Fondazione Bruno Kessler - Technologies of Vision

contains material from
Template Matching Techniques in Computer Vision: Theory and Practice
Roberto Brunelli 2009 John Wiley & Sons, Ltd

5.2 Ordinal Correlation Measures

An easy way to gain robustness to arbitrary monotone image intensity transformation is to switch from the comparison of absolute intensity values to the comparison of their relative ranking by considerining ordinal correlation measures. Among them, the Spearman and the Kendall coefficients have been routinely used in statistical analysis. We can use them to compare the two images dark and face:

1 cor(as.real(dark@data), as.real(face@data), method="spearman")
1[1] 0.9999929
1 cor(as.real(dark@data), as.real(face@data), method="kendall")
1[1] 0.9996391
1 cor(as.real(dark@data), as.real(face@data), method="pearson")
1[1] 0.957491

As expected, the Spearman and Kendall coefficients are insensitive to the applied image transformation while the Pearson coefficient is adversely affected by it. The computation time of the new coefficients is higher and it can be appreciated by timing their computation:

1 system.time(cor(as.real(dark@data), as.real(face@data), method="spearman"))
1   user  system elapsed 
2  0.009   0.000   0.009
1 system.time(cor(as.real(dark@data), as.real(face@data), method="kendall"))
1   user  system elapsed 
2  3.695   0.000   3.753
1 system.time(cor(as.real(dark@data), as.real(face@data), method="pearson"))
1   user  system elapsed 
2  0.001   0.000   0.001

The estimates of correlation based on the Spearman and Kendall coefficient also exhibit a reduced noise sensitivity, a fact that we can check with the following code snippet:

1   eye    <- ia.get(face, animask(38,89,44,33)) 
2   ns     <- seq(0,0.5,0.025) 
3   n      <- length(ns) 
4   cvs    <- array(0, dim = c(n, 4)) 
5   S      <- 5 
6   for(i in 1:n) { 
7 ...     cvs[i,1] <- ns[i] 
8 ...     for(s in 1:S) { 
9 ...       neye     <- tm.addNoise(eye, "saltpepper", scale=255, 
10 ...                               clipRange=c(0L, 255L), percent = ns[i]) 
11 ...       cvs[i,2] <- cvs[i,2] + cor(as.real(eye@data), as.real(neye@data), 
12 ...                                  method="spearman") 
13 ...       cvs[i,3] <- cvs[i,3] + cor(as.real(eye@data), as.real(neye@data), 
14 ...                                  method="kendall") 
15 ...       cvs[i,4] <- cvs[i,4] + cor(as.real(eye@data), as.real(neye@data), 
16 ...                                  method="pearson") 
17 ...     } 
18 ...   } 
19   cvs[,2] <- cvs[,2]/S 
20   cvs[,3] <- cvs[,3]/S 
21   cvs[,4] <- cvs[,4]/S
1 tm.dev("figures/ordinalRobustness") 
2  matplot(cvs[,1], cvs[,2:4], pch=1:3, lty=1:3, type="b", 
3 ...          xlab="noise perc.", ylab="correlation") 
4  legend(0.2,1, c("Spearman", "Kendall", "Pearson"), lty=1:3, pch=1:3) 
5  grid() 
6 dev.off()


PIC

Figure 5.2: The ordinal correlation estimates from the Spearman and Kendall coefficients are less sensitive to noise than the estimate provided by the Pearson coeffcient.

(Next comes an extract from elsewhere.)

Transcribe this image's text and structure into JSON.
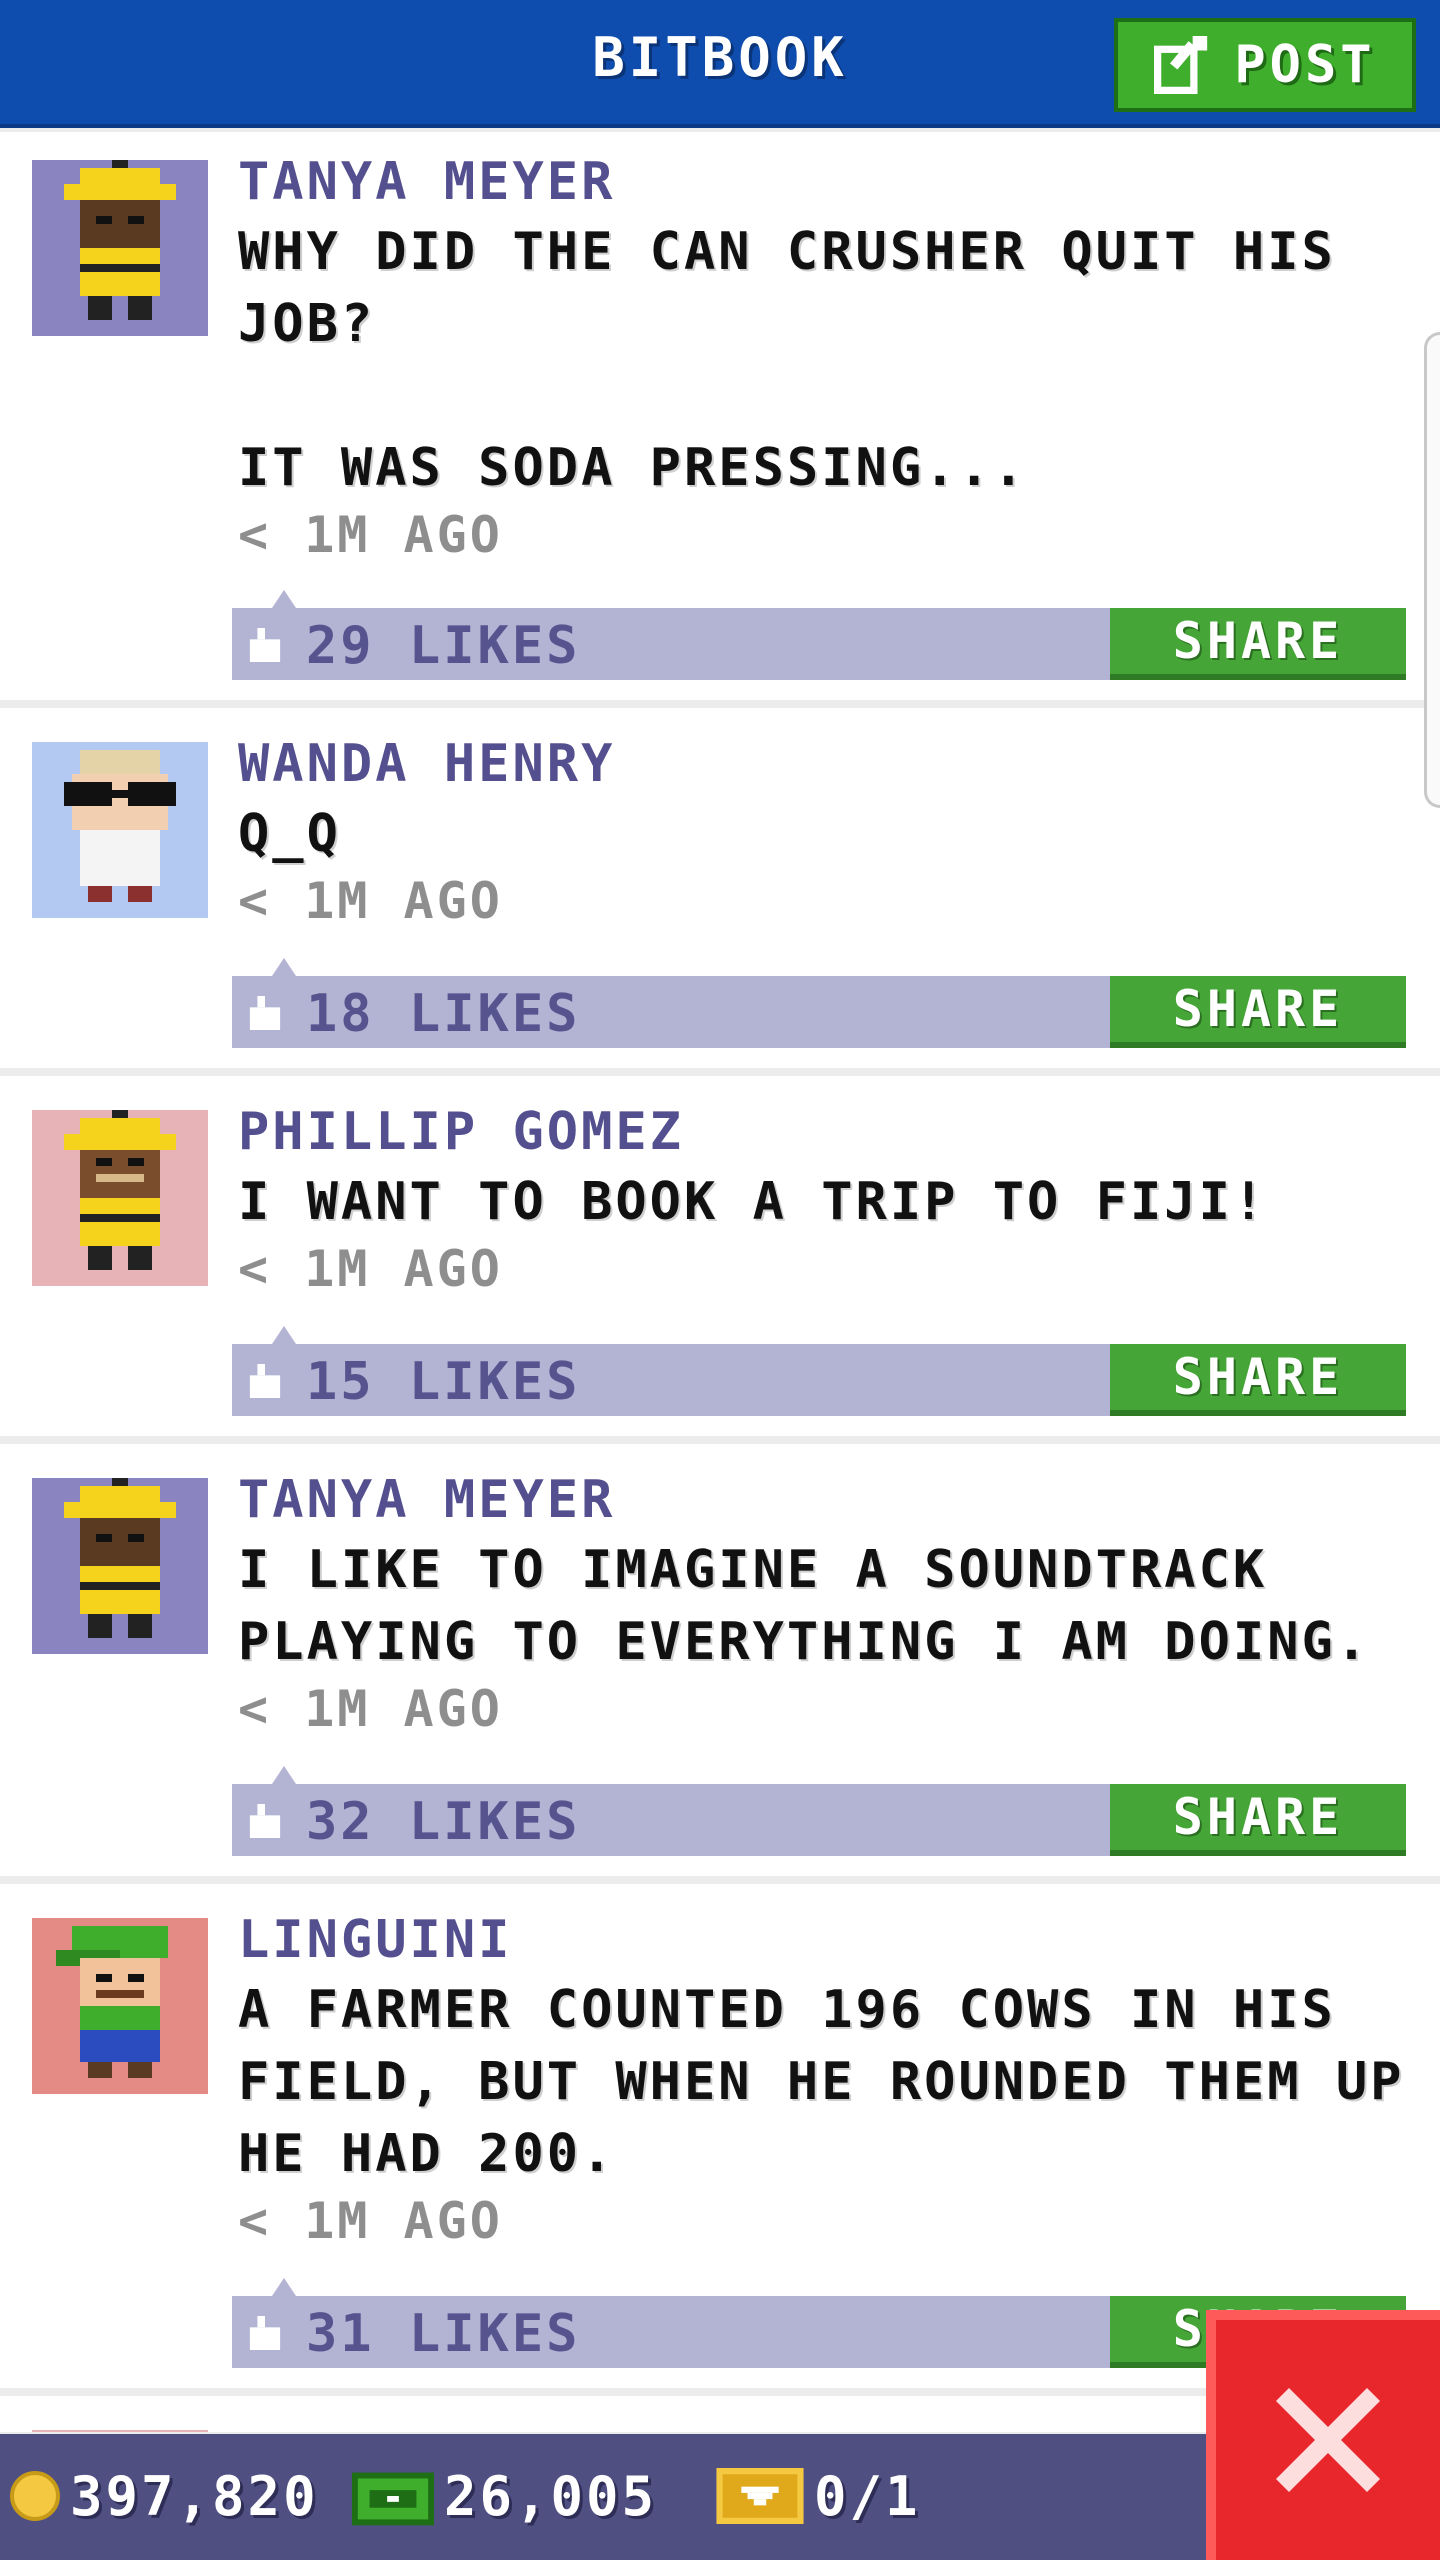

The robustness of the Spearman and Kendall estimates, at least in the present case, is very similar suggesting the usage of the Spearman coefficient whose computation is much faster.